      When a block goes through cow, we update the reference counts of
      everything that block points to.  The internal pointers of the block
      can be in just about any order, and it is likely to have clusters of
      things that are close together and clusters of things that are not.
      To help reduce the seeks that come with updating all of these reference
      counts, sort them by byte number before actual updates are done.
      Signed-off-by: default avatarChris Mason <chris.mason@oracle.com>
    • Chris Mason's avatar
      Btrfs: async threads should try harder to find work · b51912c9
      Chris Mason authored
      Tracing shows the delay between when an async thread goes to sleep
      and when more work is added is often very short.  This commit adds
      a little bit of delay and extra checking to the code right before
      we schedule out.
      It allows more work to be added to the worker
      without requiring notifications from other procs.
      Signed-off-by: default avatarChris Mason <chris.mason@oracle.com>
    • Jim Owens's avatar
      Btrfs: selinux support · 0279b4cd
      Jim Owens authored
      Add call to LSM security initialization and save
      resulting security xattr for new inodes.
      Add xattr support to symlink inode ops.
      Set inode->i_op for existing special files.
      Signed-off-by: default avatarjim owens <jowens@hp.com>
    • Christian Hesse's avatar

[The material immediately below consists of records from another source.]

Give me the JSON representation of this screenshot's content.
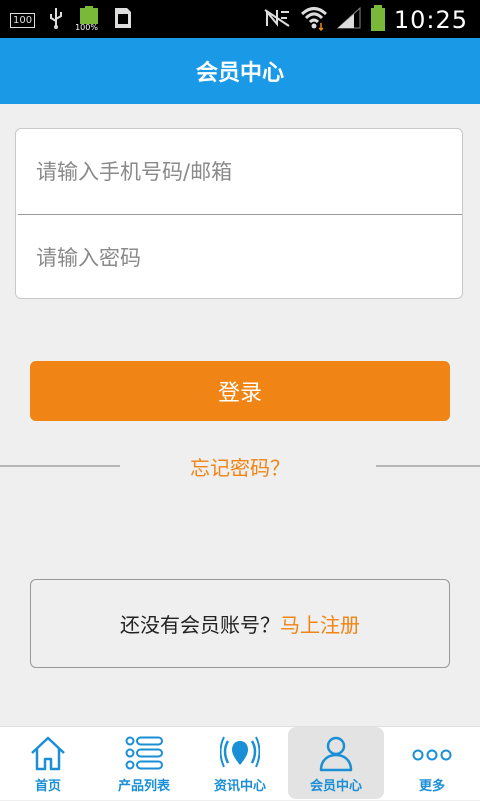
{
  "status_bar": {
    "battery_text": "100",
    "battery_percent": "100%",
    "time": "10:25"
  },
  "header": {
    "title": "会员中心"
  },
  "login_form": {
    "phone_placeholder": "请输入手机号码/邮箱",
    "password_placeholder": "请输入密码",
    "login_button": "登录",
    "forgot_password": "忘记密码？"
  },
  "register": {
    "prompt": "还没有会员账号？",
    "link": "马上注册"
  },
  "tab_bar": {
    "items": [
      {
        "label": "首页",
        "icon": "home-icon"
      },
      {
        "label": "产品列表",
        "icon": "list-icon"
      },
      {
        "label": "资讯中心",
        "icon": "broadcast-icon"
      },
      {
        "label": "会员中心",
        "icon": "user-icon"
      },
      {
        "label": "更多",
        "icon": "more-icon"
      }
    ],
    "active_index": 3
  },
  "colors": {
    "primary_blue": "#1a9ae6",
    "accent_orange": "#f08414"
  }
}
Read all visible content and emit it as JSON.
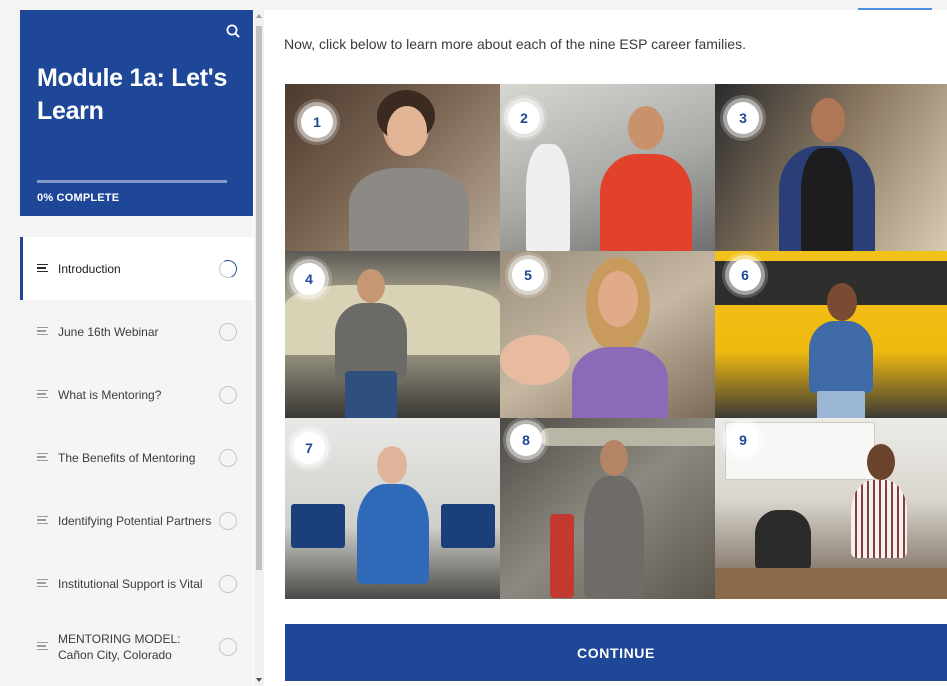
{
  "sidebar": {
    "title": "Module 1a: Let's Learn",
    "progress_percent": 0,
    "progress_label": "0% COMPLETE",
    "lessons": [
      {
        "label": "Introduction",
        "active": true
      },
      {
        "label": "June 16th Webinar",
        "active": false
      },
      {
        "label": "What is Mentoring?",
        "active": false
      },
      {
        "label": "The Benefits of Mentoring",
        "active": false
      },
      {
        "label": "Identifying Potential Partners",
        "active": false
      },
      {
        "label": "Institutional Support is Vital",
        "active": false
      },
      {
        "label": "MENTORING MODEL: Cañon City, Colorado",
        "active": false
      }
    ]
  },
  "main": {
    "intro": "Now, click below to learn more about each of the nine ESP career families.",
    "career_tiles": [
      "1",
      "2",
      "3",
      "4",
      "5",
      "6",
      "7",
      "8",
      "9"
    ],
    "continue_label": "CONTINUE"
  },
  "colors": {
    "brand_blue": "#1e4797",
    "sidebar_bg": "#f5f5f6",
    "tab_indicator": "#4a8fe0"
  },
  "icons": {
    "search": "search-icon",
    "lesson_type": "lines-icon",
    "lesson_status": "circle-progress-icon"
  }
}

      Btrfs: make btrfs acls selectable · bef62ef3
      Christian Hesse authored
      This patch adds a menu entry to kconfig to enable acls for btrfs.
      This allows you to enable FS_POSIX_ACL at kernel compile time.
      (updated by Jeff Mahoney to make the changes in fs/btrfs/Kconfig instead)
      Signed-off-by: default avatarChristian Hesse <mail@earthworm.de>
      Signed-off-by: default avatarJeff Mahoney <jeffm@suse.com>
    • Chris Mason's avatar
      Btrfs: Catch missed bios in the async bio submission thread · a6837051
      Chris Mason authored
      The async bio submission thread was missing some bios that were
      added after it had decided there was no work left to do.
      Signed-off-by: default avatarChris Mason <chris.mason@oracle.com>
  2. 28 Jan, 2009 7 commits
  3. 27 Jan, 2009 17 commits